For many Chinese, the Year of the Tiger will bring economic prowess and global clout, but couples planning to marry are better off waiting until 2011, according to fortune-tellers.
Superstition is still a strong force in China and different beliefs have soared in popularity since the reform and opening up of the 1970s.
The traditional Chinese zodiac is made up of 12 animals, with each year having its own particular characteristics, such as those good for having a baby or starting a business. The tiger brings with it mythical heroic powers, but the coming Chinese New Year is an inauspicious one for marriage.
"If you marry this year, your husband may die earlier," Joyce Lin, a 25-year-old college graduate, told Reuters.
"My parents are not superstitious, so I'm not, but in our opinion it is not a good time for marriage."
People in Anhui province also say "tiger babies" are often too aggressive.
Babies born in the afternoon are called "hungry tigers" and it is believed the children will have problems finding food later in life.
Many younger Chinese choose to follow more mainstream traditions.
Huo Yuan, 20, said she planned to make dumplings with her family on the eve of Spring Festival on Saturday and would avoid cutting her hair. "For one month after the eve, you cannot cut your hair. If you cut it you will die earlier," she said as she shopped with friends in Beijing.
The Year of the Tiger is also expected to usher in an even stronger recovery of the Chinese economy.
"The animal is full of energy and power," Raymond Lo, a Hong Kong-based feng shui master, told Reuters.
"Tiger is the birthplace of fire, it generates optimism in the stock market. We expect the fire will get stronger and the stock market to be quite active in the summer."
But despite a successful Year of the Ox, when China once again achieved economic growth in the face of a global financial slowdown, the nation also faced challenges, including some that must still be addressed in the new year, analysts said.
Increasing employment opportunities for Chinese people, particularly graduates and migrant workers, is arguably the most important task facing the central government.
The country's job markets have slowly recovered following a major slump brought on by the global recession, but creating more work is vital not only to the economy but also to social stability, analysts said.
"Our research shows the despair among college graduates on the fringes of society is growing. They see no future and feel they have no possibility of joining mainstream society," Yu Jianrong, a sociologist with the Chinese Academy of Social Sciences, told China Daily.
Migrant workers, due to their low job expectations, are starting to see an increase in opportunities, as are many other sections of society, but graduates are still struggling.
China will produce 6.3 million fresh college graduates this year. There were 6.1 million last year, 87 percent of whom found jobs, according to the Ministry of Human Resources and Social Security.
A possible rise in inflation is also a great concern, said Hu Xingdou, an economics professor at the Beijing Institute of Technology.
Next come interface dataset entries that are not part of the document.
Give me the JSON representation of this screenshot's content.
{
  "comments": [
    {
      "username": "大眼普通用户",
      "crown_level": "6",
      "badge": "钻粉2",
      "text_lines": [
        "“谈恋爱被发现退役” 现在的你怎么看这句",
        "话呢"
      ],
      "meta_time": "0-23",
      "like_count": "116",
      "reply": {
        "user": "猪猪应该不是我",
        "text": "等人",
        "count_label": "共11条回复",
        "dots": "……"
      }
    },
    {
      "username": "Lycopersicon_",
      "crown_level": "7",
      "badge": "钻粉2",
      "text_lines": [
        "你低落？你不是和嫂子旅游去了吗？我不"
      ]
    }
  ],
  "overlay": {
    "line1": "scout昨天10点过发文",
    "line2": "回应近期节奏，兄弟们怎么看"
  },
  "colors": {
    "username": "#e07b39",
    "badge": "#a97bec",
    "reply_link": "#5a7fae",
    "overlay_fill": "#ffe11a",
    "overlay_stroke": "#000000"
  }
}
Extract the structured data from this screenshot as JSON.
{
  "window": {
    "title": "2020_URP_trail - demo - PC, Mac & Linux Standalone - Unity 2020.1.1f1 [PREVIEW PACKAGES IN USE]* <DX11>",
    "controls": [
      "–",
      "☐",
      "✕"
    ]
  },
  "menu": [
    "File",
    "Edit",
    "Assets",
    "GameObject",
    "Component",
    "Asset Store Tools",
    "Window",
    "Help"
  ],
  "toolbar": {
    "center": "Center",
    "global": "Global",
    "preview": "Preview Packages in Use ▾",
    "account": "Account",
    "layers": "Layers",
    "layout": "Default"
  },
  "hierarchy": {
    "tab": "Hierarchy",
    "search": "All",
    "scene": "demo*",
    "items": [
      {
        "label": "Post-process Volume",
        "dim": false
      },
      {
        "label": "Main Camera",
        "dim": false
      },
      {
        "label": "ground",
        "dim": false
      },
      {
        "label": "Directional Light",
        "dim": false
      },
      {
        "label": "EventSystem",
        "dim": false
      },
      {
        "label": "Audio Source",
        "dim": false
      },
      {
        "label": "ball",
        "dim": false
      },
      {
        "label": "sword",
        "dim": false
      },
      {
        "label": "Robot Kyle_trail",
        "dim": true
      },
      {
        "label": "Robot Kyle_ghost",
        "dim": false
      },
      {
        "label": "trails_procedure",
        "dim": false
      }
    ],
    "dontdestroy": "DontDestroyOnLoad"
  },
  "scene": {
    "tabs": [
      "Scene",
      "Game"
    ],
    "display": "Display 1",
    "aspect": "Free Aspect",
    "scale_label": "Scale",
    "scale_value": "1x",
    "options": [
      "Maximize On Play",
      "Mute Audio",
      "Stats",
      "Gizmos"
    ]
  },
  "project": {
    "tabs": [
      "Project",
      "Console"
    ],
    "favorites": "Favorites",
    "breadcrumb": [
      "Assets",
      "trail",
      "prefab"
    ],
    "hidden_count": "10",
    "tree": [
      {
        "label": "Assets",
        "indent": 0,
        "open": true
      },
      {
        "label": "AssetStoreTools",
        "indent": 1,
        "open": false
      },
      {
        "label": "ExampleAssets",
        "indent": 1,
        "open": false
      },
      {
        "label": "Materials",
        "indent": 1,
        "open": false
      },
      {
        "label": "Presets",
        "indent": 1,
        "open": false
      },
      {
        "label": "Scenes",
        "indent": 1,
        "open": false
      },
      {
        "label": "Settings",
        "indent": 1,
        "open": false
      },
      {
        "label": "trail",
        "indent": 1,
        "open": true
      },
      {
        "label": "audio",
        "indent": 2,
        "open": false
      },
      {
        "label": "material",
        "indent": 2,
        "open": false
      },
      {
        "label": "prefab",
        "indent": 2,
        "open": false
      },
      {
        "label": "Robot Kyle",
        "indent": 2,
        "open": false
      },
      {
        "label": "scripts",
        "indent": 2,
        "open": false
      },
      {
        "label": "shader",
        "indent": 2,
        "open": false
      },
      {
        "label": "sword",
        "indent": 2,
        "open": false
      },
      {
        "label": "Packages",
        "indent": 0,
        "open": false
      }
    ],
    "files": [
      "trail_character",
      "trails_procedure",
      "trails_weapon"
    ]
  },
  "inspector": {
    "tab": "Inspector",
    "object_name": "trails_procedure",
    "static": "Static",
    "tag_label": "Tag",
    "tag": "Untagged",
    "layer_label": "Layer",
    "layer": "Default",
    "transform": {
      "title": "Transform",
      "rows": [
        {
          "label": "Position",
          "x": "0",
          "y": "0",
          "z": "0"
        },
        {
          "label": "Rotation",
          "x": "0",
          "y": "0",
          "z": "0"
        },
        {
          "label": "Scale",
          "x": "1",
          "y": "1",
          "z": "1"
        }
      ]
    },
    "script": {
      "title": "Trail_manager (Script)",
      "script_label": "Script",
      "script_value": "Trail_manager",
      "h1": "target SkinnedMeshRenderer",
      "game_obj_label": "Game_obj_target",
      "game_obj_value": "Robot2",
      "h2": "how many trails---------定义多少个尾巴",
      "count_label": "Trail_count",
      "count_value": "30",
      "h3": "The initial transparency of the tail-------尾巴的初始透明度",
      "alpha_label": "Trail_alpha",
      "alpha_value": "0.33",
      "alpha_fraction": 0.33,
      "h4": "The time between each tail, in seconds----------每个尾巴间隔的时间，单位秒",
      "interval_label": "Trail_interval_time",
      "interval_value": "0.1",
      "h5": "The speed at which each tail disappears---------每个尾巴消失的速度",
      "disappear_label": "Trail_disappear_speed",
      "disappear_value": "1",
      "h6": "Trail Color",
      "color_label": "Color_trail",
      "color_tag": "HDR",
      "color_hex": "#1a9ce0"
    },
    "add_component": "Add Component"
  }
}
"If the inflation rate cannot be contained below 5 percent, more than just one section of society will be affected," he said. "Disadvantaged groups will be worst hit. Their incomes are only enough to live on and survival will become a problem for them if there is serious inflation."
Xiao Shuwen, 80, a retired teacher in Beijing, said he expects the country to improve its standing on a global stage during the Year of the Tiger.
"Each year gets better and better. We have more trade and prosperity. We try and understand each country's situation, this will be a good year for international dialogue and communication," he said.
China is still at loggerheads with the United States on several issues: US arms sales to Taiwan, plans by Barack Obama to meet the Dalai Lama, and the US president's promise to "get tough" with China on matters of trade and currency. However, healing the damage to Sino-US relations should be a simple problem to solve, according to Fan Jishe, a scholar in US studies at the Chinese Academy of Social Sciences.
"With the depth of exchanges in many fields and amount of existing channels of bilateral dialogue, the two countries' ability to manage their conflicts is improving," he said, adding that despite recent arguments, the relationship "will not go back to a stage of distinctive, antagonistic opposition, when the channels of communication were limited."
"To let relations sour is not in the interests of either China, the US or the rest of the world," said Fu Mengzi, assistant president of the China Institute of Contemporary International Relations.
"At a time when the global economy still faces uncertainty and when issues of terrorism, climate change and regional conflict all require cooperation from both sides, not cooperating will harm both China and the US."
Fan predicted a fresh round of bilateral disagreements on trade protectionism during the mid-term elections in the US. However, he said there is "clear room for cooperation" when it comes to global security, such as at the Global Nuclear Security Summit in the US and the Nuclear Non-proliferation Treaty Review Conference this spring.
For the moment, most Chinese are firmly focused on their family celebrations and have been snapping up last-minute bargains for the holidays, including traditional sweets and cakes.
Many Western clothing stores in Beijing and Shanghai put cutout tiger photos over their mannequin's faces, while streets were festooned with tiger emblems.
"Why? It's the Year of the Tiger," said a shop assistant in Beijing.
Yu Chenkang and Reuters contributed to the story